The bronze version has no base at all. A preparatory model for the composition, also in the Dijon Museum, shows that the proper pedestal for the sculpture was an important concern of the artist. The sketch reveals the relief decoration that Rude initially designed for the pedestal and which he considered a “complément obligé de la composition.”11
The importance of the pedestal in Rude's sketches, and the final version inscribed with the names of the antique poets indicate that Hebe and the Eagle of Jupiter

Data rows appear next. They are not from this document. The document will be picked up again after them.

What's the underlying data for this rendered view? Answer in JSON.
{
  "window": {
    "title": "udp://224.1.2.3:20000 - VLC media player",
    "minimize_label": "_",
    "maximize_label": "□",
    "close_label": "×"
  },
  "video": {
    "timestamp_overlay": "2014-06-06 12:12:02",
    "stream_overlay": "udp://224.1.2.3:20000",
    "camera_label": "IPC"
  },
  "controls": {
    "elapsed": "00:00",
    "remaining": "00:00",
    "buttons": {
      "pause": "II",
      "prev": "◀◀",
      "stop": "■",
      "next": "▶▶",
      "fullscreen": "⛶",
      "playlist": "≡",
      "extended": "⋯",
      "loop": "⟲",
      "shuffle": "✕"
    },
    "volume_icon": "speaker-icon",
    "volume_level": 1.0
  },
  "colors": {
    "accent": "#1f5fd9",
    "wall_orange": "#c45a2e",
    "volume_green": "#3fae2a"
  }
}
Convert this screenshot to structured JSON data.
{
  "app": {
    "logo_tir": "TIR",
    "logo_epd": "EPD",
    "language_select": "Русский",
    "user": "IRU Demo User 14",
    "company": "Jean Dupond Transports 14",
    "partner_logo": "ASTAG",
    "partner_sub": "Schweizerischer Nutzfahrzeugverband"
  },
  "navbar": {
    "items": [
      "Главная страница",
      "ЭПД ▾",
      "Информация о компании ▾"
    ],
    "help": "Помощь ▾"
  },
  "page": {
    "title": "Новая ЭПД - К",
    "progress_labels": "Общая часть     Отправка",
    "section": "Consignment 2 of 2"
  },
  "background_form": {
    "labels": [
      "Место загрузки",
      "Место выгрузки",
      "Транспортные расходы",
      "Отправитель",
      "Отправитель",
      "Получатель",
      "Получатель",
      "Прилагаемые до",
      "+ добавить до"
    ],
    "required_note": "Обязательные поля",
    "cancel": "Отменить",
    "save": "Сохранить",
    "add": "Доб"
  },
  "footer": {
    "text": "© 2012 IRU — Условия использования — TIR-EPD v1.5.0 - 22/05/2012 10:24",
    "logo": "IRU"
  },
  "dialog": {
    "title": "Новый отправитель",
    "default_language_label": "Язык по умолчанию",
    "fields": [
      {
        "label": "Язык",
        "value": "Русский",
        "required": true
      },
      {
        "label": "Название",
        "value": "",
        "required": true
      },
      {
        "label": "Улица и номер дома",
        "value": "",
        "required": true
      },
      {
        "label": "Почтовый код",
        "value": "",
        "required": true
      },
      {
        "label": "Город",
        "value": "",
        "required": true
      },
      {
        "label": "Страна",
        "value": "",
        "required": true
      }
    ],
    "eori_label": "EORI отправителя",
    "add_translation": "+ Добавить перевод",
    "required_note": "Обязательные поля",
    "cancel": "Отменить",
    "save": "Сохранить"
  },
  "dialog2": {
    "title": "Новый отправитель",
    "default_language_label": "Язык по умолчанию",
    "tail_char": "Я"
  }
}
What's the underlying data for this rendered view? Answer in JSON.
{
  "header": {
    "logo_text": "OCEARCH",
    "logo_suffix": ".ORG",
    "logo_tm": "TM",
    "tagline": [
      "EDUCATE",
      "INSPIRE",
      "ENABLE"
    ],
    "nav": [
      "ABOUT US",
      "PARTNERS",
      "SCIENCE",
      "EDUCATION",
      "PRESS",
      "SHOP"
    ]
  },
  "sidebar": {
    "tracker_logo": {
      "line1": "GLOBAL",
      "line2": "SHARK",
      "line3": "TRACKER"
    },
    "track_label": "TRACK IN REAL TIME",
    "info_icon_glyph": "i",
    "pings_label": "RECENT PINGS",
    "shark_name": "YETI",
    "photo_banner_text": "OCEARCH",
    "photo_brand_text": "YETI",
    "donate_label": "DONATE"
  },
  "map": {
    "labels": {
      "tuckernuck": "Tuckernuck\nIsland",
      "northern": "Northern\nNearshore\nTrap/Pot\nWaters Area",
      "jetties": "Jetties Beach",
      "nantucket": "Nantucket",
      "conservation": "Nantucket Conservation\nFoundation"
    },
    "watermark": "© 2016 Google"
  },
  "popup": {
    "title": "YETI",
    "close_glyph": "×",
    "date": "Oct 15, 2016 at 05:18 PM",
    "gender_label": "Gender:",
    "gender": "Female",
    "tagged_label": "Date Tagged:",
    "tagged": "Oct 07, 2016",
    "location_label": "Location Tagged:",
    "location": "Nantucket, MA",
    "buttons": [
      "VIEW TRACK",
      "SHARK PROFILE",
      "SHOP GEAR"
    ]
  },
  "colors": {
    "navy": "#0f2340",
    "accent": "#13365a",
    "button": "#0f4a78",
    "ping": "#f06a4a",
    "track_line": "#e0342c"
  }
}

was conceived by the artist to be more than a splendid contemporary interpretation of an antique subject. In short, it too was to serve as a commemorative monument, in this case to the glories of the classical past. As such, the selection of Hebe for the subject of the monument becomes clarified. As cupbearer to the gods, Hebe's presence elevates the literary heroes mentioned to the realm of the divine.12
As the embodiment of mid-19th-century ideals of youth and beauty, she artistically links the modern standards with those of the classical world. By evoking the past, Rude gave pedigree to the present.Rude considered Hebe and the Eagle of Jupiter
his “artistic testament.” It can be considered one for the period as well.Endnotes
Referenced Works of Art
- As quoted by Marcel Brion, Romantic Art (New York, 1960), p. 40.
- 69.92 The Christina N. and Swan J. Turnblad Memorial Fund. Marble, 19” x 10 1/2”.
- See Sotheby's Sale Catalogue: Catalogo dell Arredamento dell Villa Demidoff, Pratolino, 22 April 1969, lot 186, p. 102. The illustrations for the book were done by a companion of the journey, the painter and naturalist, Auguste Raffet.
- See J. Seligman, Figures of Fun. The Caricature—Statuettes of Jean-Pierre Dantan (London, 1957).
- 69.21. The Christina N. and Swan J. Turnblad Memorial Fund. Bronze, 30” (h.).
- One of Rude's most inspired Romantic portraits, Marshall Ney, (Place de l'Observatoire, Paris) was executed in bronze in 1853. Over life-size, it captures in a single figure the spirit of the Marseillaise.
- Another cast of the same size is in the Musée du Louvre, Paris.
- A study in wax is in the Musée du Louvre, Paris. A more finished model, also in wax, is located in the Musée des Beaux Arts, Dijon, France.
- The cast mark of Thiébaut Frères is located on the left of the base. Thiébaut Frères (which ceased as a foundry ca. 1885) cast other sculptures by Rude.
- Joseph Calmette, François Rude (Paris, 1920), pp. 150 seq.
- See Pierre Quarré “Musée des Beaux-Arts de Dijon, Nouvelles Acquisitions,” La Revue du Louvre, Vol. 14 (1964), pp. 253-254, illustrated fig. 8, p. 254. The model in wax shows the definitive group of Hebe and the Eagle fixed to a drum base decorated with a mask and classical figures.
- The fact that Virgil does not mention Hebe at all, and Catullus only briefly, precludes the assumption that Hebe was selected because of a thematic association with the works of the poets below.
- Jean-Pierre Dantan the Younger. French (1800-1869). Prince Anatole Demidoff (Signed and dated on right side of base: Dantan jeune 1839). Marble, 1” x 10 1/2”. The Christina N. and Swan J. Turnblad Memorial Fund, 69.92.
- François Rude. French (1784-1855). Hebe and the Eagle of Jupiter (Signed to the right: F. Rude). Cast mark of Thiébault Frères on the left. Bronze with light golden-brown patination, 30” (h.). The Christina N. and Swan J. Turnblad Memorial Fund, 69.21.